START Provided information
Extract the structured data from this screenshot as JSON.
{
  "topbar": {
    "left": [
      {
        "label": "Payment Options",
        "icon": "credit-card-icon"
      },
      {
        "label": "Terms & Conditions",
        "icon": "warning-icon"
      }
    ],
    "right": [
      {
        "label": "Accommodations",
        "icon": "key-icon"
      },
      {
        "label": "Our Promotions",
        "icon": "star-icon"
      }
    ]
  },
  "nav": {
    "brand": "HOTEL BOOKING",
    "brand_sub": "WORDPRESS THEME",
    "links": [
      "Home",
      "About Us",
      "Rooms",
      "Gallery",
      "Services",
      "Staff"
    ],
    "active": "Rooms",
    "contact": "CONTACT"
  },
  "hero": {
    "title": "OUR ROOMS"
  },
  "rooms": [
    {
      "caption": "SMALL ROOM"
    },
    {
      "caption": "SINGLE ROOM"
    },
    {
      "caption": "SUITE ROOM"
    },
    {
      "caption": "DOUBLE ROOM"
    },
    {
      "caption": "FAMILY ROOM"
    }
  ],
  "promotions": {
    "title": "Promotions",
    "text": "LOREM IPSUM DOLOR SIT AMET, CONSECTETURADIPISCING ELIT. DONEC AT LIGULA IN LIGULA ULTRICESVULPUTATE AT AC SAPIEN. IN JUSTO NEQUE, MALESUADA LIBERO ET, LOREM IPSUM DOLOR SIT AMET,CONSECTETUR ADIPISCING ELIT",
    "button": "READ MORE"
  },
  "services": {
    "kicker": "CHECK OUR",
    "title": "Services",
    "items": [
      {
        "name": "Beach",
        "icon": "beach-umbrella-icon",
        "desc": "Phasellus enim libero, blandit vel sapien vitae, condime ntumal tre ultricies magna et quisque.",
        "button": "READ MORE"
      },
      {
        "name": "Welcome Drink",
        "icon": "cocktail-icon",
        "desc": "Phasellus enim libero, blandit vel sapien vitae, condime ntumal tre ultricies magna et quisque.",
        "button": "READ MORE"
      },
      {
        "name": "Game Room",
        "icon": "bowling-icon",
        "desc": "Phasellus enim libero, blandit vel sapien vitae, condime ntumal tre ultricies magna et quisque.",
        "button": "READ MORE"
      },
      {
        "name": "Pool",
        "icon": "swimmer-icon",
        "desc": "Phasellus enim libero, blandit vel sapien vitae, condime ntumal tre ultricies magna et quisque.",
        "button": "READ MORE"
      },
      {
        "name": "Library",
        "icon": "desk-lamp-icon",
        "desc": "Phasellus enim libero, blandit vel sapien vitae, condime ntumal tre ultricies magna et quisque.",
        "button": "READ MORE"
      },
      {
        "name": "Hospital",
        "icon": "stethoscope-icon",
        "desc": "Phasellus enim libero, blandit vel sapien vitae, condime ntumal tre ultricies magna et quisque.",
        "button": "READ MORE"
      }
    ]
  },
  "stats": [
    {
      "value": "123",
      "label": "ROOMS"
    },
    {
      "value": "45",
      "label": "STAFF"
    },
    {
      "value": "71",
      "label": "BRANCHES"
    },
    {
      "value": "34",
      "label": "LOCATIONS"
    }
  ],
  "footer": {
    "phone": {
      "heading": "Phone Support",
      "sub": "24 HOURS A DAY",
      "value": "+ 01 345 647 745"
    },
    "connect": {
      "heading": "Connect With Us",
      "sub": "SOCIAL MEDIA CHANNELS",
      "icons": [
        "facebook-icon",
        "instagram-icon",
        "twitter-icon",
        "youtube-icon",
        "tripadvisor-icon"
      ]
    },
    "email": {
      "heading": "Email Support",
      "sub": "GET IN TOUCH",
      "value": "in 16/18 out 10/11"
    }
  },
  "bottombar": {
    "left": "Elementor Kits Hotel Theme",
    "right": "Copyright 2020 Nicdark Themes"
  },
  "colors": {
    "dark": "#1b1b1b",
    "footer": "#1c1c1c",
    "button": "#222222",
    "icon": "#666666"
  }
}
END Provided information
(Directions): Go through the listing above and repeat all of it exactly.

(Answer to this problem):
Extract the structured data from this screenshot as JSON.
{
  "topbar": {
    "left": [
      {
        "label": "Payment Options",
        "icon": "credit-card-icon"
      },
      {
        "label": "Terms & Conditions",
        "icon": "warning-icon"
      }
    ],
    "right": [
      {
        "label": "Accommodations",
        "icon": "key-icon"
      },
      {
        "label": "Our Promotions",
        "icon": "star-icon"
      }
    ]
  },
  "nav": {
    "brand": "HOTEL BOOKING",
    "brand_sub": "WORDPRESS THEME",
    "links": [
      "Home",
      "About Us",
      "Rooms",
      "Gallery",
      "Services",
      "Staff"
    ],
    "active": "Rooms",
    "contact": "CONTACT"
  },
  "hero": {
    "title": "OUR ROOMS"
  },
  "rooms": [
    {
      "caption": "SMALL ROOM"
    },
    {
      "caption": "SINGLE ROOM"
    },
    {
      "caption": "SUITE ROOM"
    },
    {
      "caption": "DOUBLE ROOM"
    },
    {
      "caption": "FAMILY ROOM"
    }
  ],
  "promotions": {
    "title": "Promotions",
    "text": "LOREM IPSUM DOLOR SIT AMET, CONSECTETURADIPISCING ELIT. DONEC AT LIGULA IN LIGULA ULTRICESVULPUTATE AT AC SAPIEN. IN JUSTO NEQUE, MALESUADA LIBERO ET, LOREM IPSUM DOLOR SIT AMET,CONSECTETUR ADIPISCING ELIT",
    "button": "READ MORE"
  },
  "services": {
    "kicker": "CHECK OUR",
    "title": "Services",
    "items": [
      {
        "name": "Beach",
        "icon": "beach-umbrella-icon",
        "desc": "Phasellus enim libero, blandit vel sapien vitae, condime ntumal tre ultricies magna et quisque.",
        "button": "READ MORE"
      },
      {
        "name": "Welcome Drink",
        "icon": "cocktail-icon",
        "desc": "Phasellus enim libero, blandit vel sapien vitae, condime ntumal tre ultricies magna et quisque.",
        "button": "READ MORE"
      },
      {
        "name": "Game Room",
        "icon": "bowling-icon",
        "desc": "Phasellus enim libero, blandit vel sapien vitae, condime ntumal tre ultricies magna et quisque.",
        "button": "READ MORE"
      },
      {
        "name": "Pool",
        "icon": "swimmer-icon",
        "desc": "Phasellus enim libero, blandit vel sapien vitae, condime ntumal tre ultricies magna et quisque.",
        "button": "READ MORE"
      },
      {
        "name": "Library",
        "icon": "desk-lamp-icon",
        "desc": "Phasellus enim libero, blandit vel sapien vitae, condime ntumal tre ultricies magna et quisque.",
        "button": "READ MORE"
      },
      {
        "name": "Hospital",
        "icon": "stethoscope-icon",
        "desc": "Phasellus enim libero, blandit vel sapien vitae, condime ntumal tre ultricies magna et quisque.",
        "button": "READ MORE"
      }
    ]
  },
  "stats": [
    {
      "value": "123",
      "label": "ROOMS"
    },
    {
      "value": "45",
      "label": "STAFF"
    },
    {
      "value": "71",
      "label": "BRANCHES"
    },
    {
      "value": "34",
      "label": "LOCATIONS"
    }
  ],
  "footer": {
    "phone": {
      "heading": "Phone Support",
      "sub": "24 HOURS A DAY",
      "value": "+ 01 345 647 745"
    },
    "connect": {
      "heading": "Connect With Us",
      "sub": "SOCIAL MEDIA CHANNELS",
      "icons": [
        "facebook-icon",
        "instagram-icon",
        "twitter-icon",
        "youtube-icon",
        "tripadvisor-icon"
      ]
    },
    "email": {
      "heading": "Email Support",
      "sub": "GET IN TOUCH",
      "value": "in 16/18 out 10/11"
    }
  },
  "bottombar": {
    "left": "Elementor Kits Hotel Theme",
    "right": "Copyright 2020 Nicdark Themes"
  },
  "colors": {
    "dark": "#1b1b1b",
    "footer": "#1c1c1c",
    "button": "#222222",
    "icon": "#666666"
  }
}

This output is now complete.